Employment Termination Based on Debtor Status
The law provides express prohibitions against discriminatory treatment of debtors by both governmental units and private employers. A governmental unit or private employer may not discriminate against a person solely because the person was a debtor, was insolvent before or during the case or has not paid a debt that was discharged in the case.
The law prohibits the following forms of governmental discrimination: terminating an employee; discriminating with respect to hiring or denying, revoking, suspending, or declining to renew a license, franchise, or similar privilege. A private employer may not discriminate with respect to employment if the discrimination is based solely upon the bankruptcy filing.
An employer can't discriminate against an employee because a credit background check revealed that the employee sought protection under the Bankruptcy Act. What this means is that an employer can't deny employment or a job promotion or a reassignment solely because of bankruptcy or the bad debts one had before claiming bankruptcy.

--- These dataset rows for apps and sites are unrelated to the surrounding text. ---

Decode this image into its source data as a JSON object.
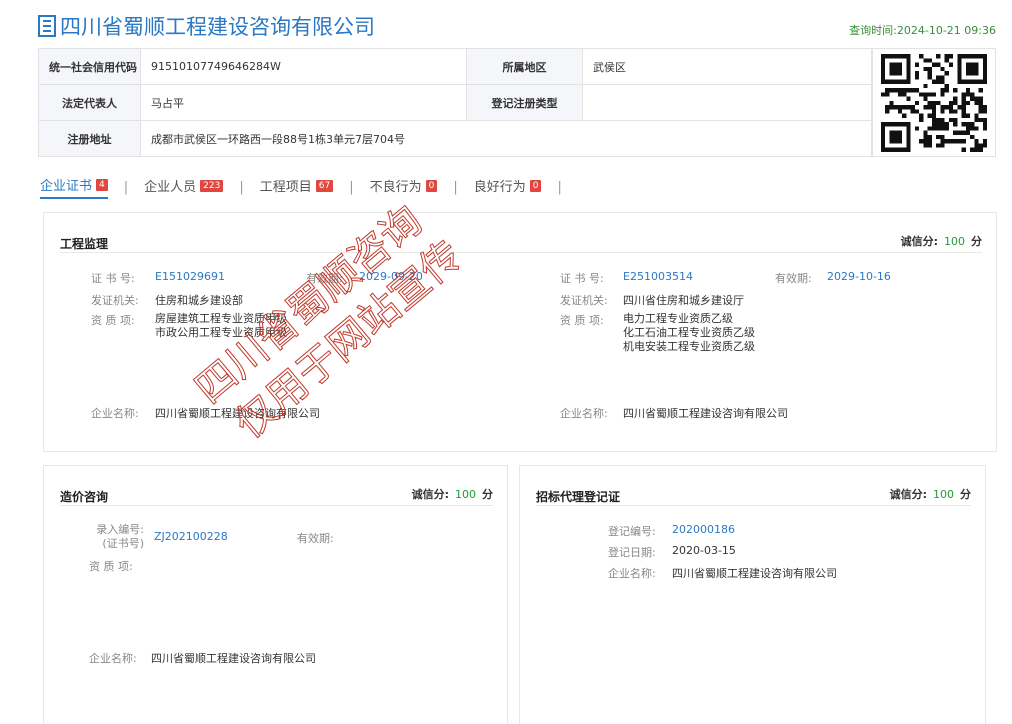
{
  "header": {
    "title": "四川省蜀顺工程建设咨询有限公司",
    "query_time": "查询时间:2024-10-21 09:36"
  },
  "info": {
    "credit_code_label": "统一社会信用代码",
    "credit_code": "91510107749646284W",
    "region_label": "所属地区",
    "region": "武侯区",
    "legal_rep_label": "法定代表人",
    "legal_rep": "马占平",
    "reg_type_label": "登记注册类型",
    "reg_type": "",
    "address_label": "注册地址",
    "address": "成都市武侯区一环路西一段88号1栋3单元7层704号"
  },
  "tabs": [
    {
      "label": "企业证书",
      "count": "4"
    },
    {
      "label": "企业人员",
      "count": "223"
    },
    {
      "label": "工程项目",
      "count": "67"
    },
    {
      "label": "不良行为",
      "count": "0"
    },
    {
      "label": "良好行为",
      "count": "0"
    }
  ],
  "tab_separator": "|",
  "watermark": {
    "line1": "四川省蜀顺咨询",
    "line2": "仅用于网站宣传"
  },
  "supervision": {
    "title": "工程监理",
    "score_label": "诚信分:",
    "score": "100",
    "score_unit": "分",
    "cert_no_label": "证 书 号:",
    "valid_label": "有效期:",
    "issuer_label": "发证机关:",
    "qual_label": "资 质 项:",
    "company_label": "企业名称:",
    "left": {
      "cert_no": "E151029691",
      "valid": "2029-09-20",
      "issuer": "住房和城乡建设部",
      "qual_1": "房屋建筑工程专业资质甲级",
      "qual_2": "市政公用工程专业资质甲级",
      "company": "四川省蜀顺工程建设咨询有限公司"
    },
    "right": {
      "cert_no": "E251003514",
      "valid": "2029-10-16",
      "issuer": "四川省住房和城乡建设厅",
      "qual_1": "电力工程专业资质乙级",
      "qual_2": "化工石油工程专业资质乙级",
      "qual_3": "机电安装工程专业资质乙级",
      "company": "四川省蜀顺工程建设咨询有限公司"
    }
  },
  "cost": {
    "title": "造价咨询",
    "score_label": "诚信分:",
    "score": "100",
    "score_unit": "分",
    "entry_label_1": "录入编号:",
    "entry_label_2": "(证书号)",
    "entry_no": "ZJ202100228",
    "valid_label": "有效期:",
    "qual_label": "资 质 项:",
    "company_label": "企业名称:",
    "company": "四川省蜀顺工程建设咨询有限公司"
  },
  "tender": {
    "title": "招标代理登记证",
    "score_label": "诚信分:",
    "score": "100",
    "score_unit": "分",
    "reg_no_label": "登记编号:",
    "reg_no": "202000186",
    "reg_date_label": "登记日期:",
    "reg_date": "2020-03-15",
    "company_label": "企业名称:",
    "company": "四川省蜀顺工程建设咨询有限公司"
  },
  "colors": {
    "brand_blue": "#2b78c5",
    "badge_red": "#e2473f",
    "score_green": "#1f9d3a",
    "time_green": "#3a8d3a",
    "watermark_red": "#c0392b"
  },
  "icons": {
    "title_icon": "building-icon",
    "qr": "qr-code"
  }
}
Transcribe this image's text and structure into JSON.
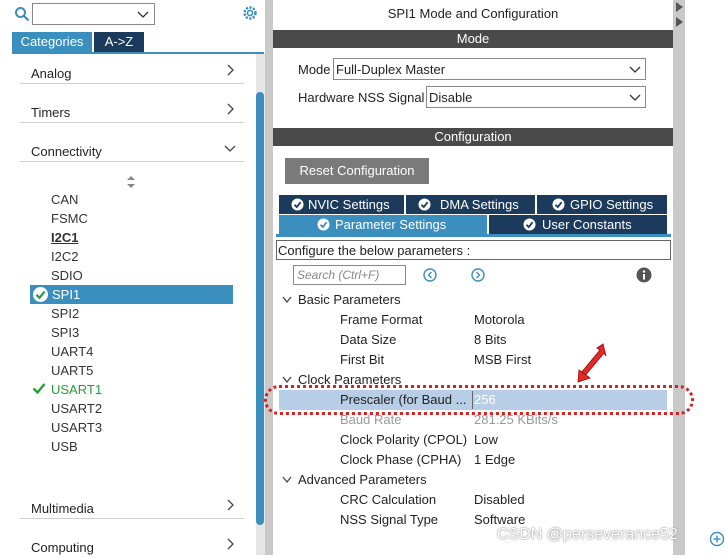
{
  "left": {
    "tabs": {
      "categories": "Categories",
      "az": "A->Z"
    },
    "categories": [
      {
        "label": "Analog",
        "arrow": ">"
      },
      {
        "label": "Timers",
        "arrow": ">"
      },
      {
        "label": "Connectivity",
        "arrow": "v"
      }
    ],
    "peripherals": [
      "CAN",
      "FSMC",
      "I2C1",
      "I2C2",
      "SDIO",
      "SPI1",
      "SPI2",
      "SPI3",
      "UART4",
      "UART5",
      "USART1",
      "USART2",
      "USART3",
      "USB"
    ],
    "bottom_categories": [
      {
        "label": "Multimedia"
      },
      {
        "label": "Computing"
      }
    ]
  },
  "right": {
    "title": "SPI1 Mode and Configuration",
    "mode_header": "Mode",
    "mode_label": "Mode",
    "mode_value": "Full-Duplex Master",
    "nss_label": "Hardware NSS Signal",
    "nss_value": "Disable",
    "config_header": "Configuration",
    "reset_button": "Reset Configuration",
    "tabs_row1": [
      "NVIC Settings",
      "DMA Settings",
      "GPIO Settings"
    ],
    "tabs_row2": [
      "Parameter Settings",
      "User Constants"
    ],
    "configure_text": "Configure the below parameters :",
    "search_placeholder": "Search (Ctrl+F)",
    "groups": {
      "basic": "Basic Parameters",
      "clock": "Clock Parameters",
      "advanced": "Advanced Parameters"
    },
    "params": [
      {
        "name": "Frame Format",
        "value": "Motorola"
      },
      {
        "name": "Data Size",
        "value": "8 Bits"
      },
      {
        "name": "First Bit",
        "value": "MSB First"
      },
      {
        "name": "Prescaler (for Baud ...",
        "value": "256"
      },
      {
        "name": "Baud Rate",
        "value": "281.25 KBits/s"
      },
      {
        "name": "Clock Polarity (CPOL)",
        "value": "Low"
      },
      {
        "name": "Clock Phase (CPHA)",
        "value": "1 Edge"
      },
      {
        "name": "CRC Calculation",
        "value": "Disabled"
      },
      {
        "name": "NSS Signal Type",
        "value": "Software"
      }
    ]
  },
  "watermark": "CSDN @perseverance52",
  "colors": {
    "accent": "#3a8fbf",
    "dark_tab": "#1b3a5c",
    "header": "#4a4a4a",
    "highlight": "#b8cde6",
    "annotation": "#d92020",
    "enabled": "#2a9d3a"
  }
}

If an employee has been fired without a good reason or in violation of federal or state law, it may be a wrongful discharge and the employee can challenge the firing. The laws regulating firings vary from state to state. If the employee succeeds, employers can be made to pay back wages, fines, and possibly punitive damages or the employee could be returned to his or her job.
Copyright 2005 LexisNexis, a division of Reed Elsevier Inc.